Author Rami Van Hamburg H. and KfirSource: Journal of the Entomological Society of Southern Africa 45, pp 109 –121 (1982)More Less
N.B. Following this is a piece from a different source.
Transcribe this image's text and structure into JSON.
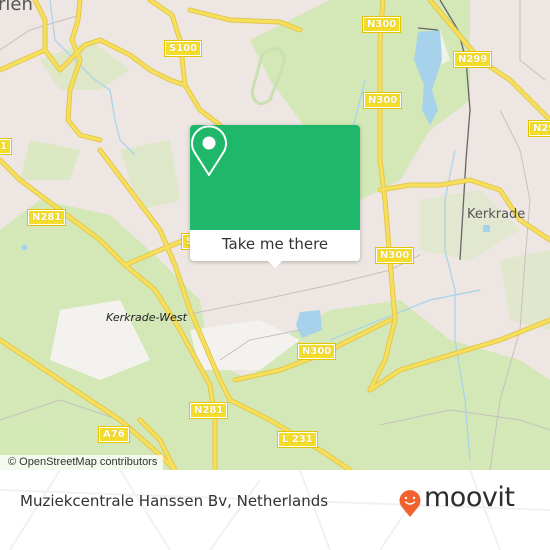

Replicated field plots of cotton at Groblersdal and Rust der Winter were treated as follows during the 1980-81 growing srason and the yields were measured: (A) sprayed weekely. (B) never sprayed (T1), (T2), (T4), (T6) sprayed when one or more. two or more. four or more. or six or more bollworm larvae were found in weekly examinations of 12 plants per plot. All sprays were of cypermethrin at 35 g/ha. The predominant bollworm species was Heliothis armiger (Hubner): Diparopsis castanea Hampson and Earias spp. (prohably E. insulana (Boisduval) and E. biplaga Walkeri were also present. Yields were depressed in the plots sprayed weekly, probably because of phytotoxicity. The lowest yields were obtained from unsprayed plots and the highest from T1 plots (sprayed 5 times at both sites). The sucressin test thresholds T1 toT6 were associated with a large (41 % overall) and significant decrease in yield at Groblersdal but not at Rust der Winter, where the difference was small (15% overall) and could have been due to chance. Some reasons for this contrast are suggested. Yields were well correlated with mean larval numbers for the season. The relevance of these findings to the establishment of economic thresholds based on larval counts is discussed.